Phishing is still a big problem for businesses. Cybercriminals often forge the sender address of emails to pose as a trustworthy organization.
Phishing is a way in which cybercriminals try to get personal information from people. This is done through a message that pretends to come from a trusted organization. People often give their details through a fake website, which the criminals then take advantage of. Forms of phishing that are well known are CEO fraud and corona phishing. Phishing can take place in a variety of ways, including through WhatsApp, social media and text messaging, but e-mail phishing is the most common. With the old SMTP protocol, it is easy to forge the sender address, which people often do not notice. DKIM, DMARC and SPF are effective ways to counter phishing because they verify the identity of the sender before the e-mail is delivered.
DomainKeys Identified Mail (DKIM), Sender Policy Framework (SPF) and Domain-based Message Authentication, Reporting, and Conformance (DMARC) are three email authentication methods that can help protect against phishing and other types of spam. Here is a brief overview of each method:
DKIM: DKIM allows the recipient of an e-mail to verify that it was actually sent by the domain from which it claims to be sent, and that it has not been altered in transit. It works by adding a digital signature to e-mail headers. When the e-mail is received, the receiving server can use the signature to verify the identity of the sender and ensure that the e-mail has not been altered in transit.
SPF: SPF is a method of verifying the authenticity of the sender of an e-mail message. It works by publishing a list of IP addresses authorized to send e-mail on behalf of a domain. When an e-mail is received, the receiving server can check the SPF record for the domain of the sender’s e-mail address and see if the server that sent the e-mail is on the list of authorized IPs. If the server is not on the list, the e-mail may be marked as spam or rejected altogether.
DMARC: DMARC is a security protocol that allows a domain owner to publish a policy in its DNS records specifying which mechanisms (e.g., SPF, DKIM) are used to authenticate e-mail messages sent from its domain. It also allows the domain owner to establish policies for how receiving mail servers should handle messages that fail authentication. For example, the policy may require that such messages be rejected or quarantined.

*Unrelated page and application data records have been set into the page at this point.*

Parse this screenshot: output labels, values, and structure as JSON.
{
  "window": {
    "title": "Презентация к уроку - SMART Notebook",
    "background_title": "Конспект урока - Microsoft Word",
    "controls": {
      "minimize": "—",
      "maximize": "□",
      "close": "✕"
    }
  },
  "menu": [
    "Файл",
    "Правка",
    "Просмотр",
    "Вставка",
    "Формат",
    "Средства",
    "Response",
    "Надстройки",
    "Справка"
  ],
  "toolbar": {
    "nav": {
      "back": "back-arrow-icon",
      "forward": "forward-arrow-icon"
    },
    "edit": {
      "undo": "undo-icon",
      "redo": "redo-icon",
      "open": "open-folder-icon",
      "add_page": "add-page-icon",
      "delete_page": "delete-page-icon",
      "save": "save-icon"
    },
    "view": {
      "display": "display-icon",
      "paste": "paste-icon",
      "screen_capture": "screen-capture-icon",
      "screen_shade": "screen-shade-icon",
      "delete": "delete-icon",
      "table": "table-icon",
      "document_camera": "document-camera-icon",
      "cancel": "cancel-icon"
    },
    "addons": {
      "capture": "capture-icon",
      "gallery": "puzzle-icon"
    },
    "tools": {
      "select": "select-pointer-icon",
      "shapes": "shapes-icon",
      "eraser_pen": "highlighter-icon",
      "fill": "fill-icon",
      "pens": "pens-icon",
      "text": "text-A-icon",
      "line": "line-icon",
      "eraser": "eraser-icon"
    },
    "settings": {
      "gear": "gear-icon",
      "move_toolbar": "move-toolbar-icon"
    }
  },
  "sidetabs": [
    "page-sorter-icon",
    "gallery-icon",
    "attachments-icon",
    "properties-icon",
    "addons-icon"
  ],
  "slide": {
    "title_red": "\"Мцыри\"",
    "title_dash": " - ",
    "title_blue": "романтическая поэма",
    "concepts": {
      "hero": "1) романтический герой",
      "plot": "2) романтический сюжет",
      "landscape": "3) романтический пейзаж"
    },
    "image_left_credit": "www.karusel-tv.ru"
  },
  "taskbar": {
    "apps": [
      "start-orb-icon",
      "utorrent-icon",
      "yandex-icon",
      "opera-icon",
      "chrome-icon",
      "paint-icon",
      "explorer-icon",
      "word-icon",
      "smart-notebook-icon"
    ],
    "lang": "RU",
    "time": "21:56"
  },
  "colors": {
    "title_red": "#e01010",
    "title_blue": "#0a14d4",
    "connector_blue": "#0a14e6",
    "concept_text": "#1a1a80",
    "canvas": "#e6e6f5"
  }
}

Using these email verification methods can help protect against phishing and other types of spam, but it is important to note that they are not a complete solution. Hackers and spammers can still find ways around these measures, so it is important to use other security measures as well, such as antivirus software and checking for suspicious links. It is also possible that some legitimate emails may be mistakenly marked as spam if the authentication methods are not properly configured.
Use Mail-Tester to check the delivery of your emails and improve your spam score
Mail-Tester is a website that can be used to check email delivery. As a user, you send a message from your favorite newsletter/email software to a randomly generated email address that you get every time you access the site. When you click the “Check your score” button, Mail-Tester will analyze the message, as well as your mail server, your sending IP, and so on. After this, the site will provide a detailed report of what is configured correctly and what is not.
The result of the test will be available for 7 days with the free version of the site, or 30 days if you created an account and used your own prefix. If you send a new message to the same test address, your previous test will be immediately deleted and replaced with the new one.
Mail-Tester can be used to test and improve email delivery by detecting problems that may cause messages to be improperly delivered or flagged as spam. That way, you can ensure that your messages are effectively delivered to recipients.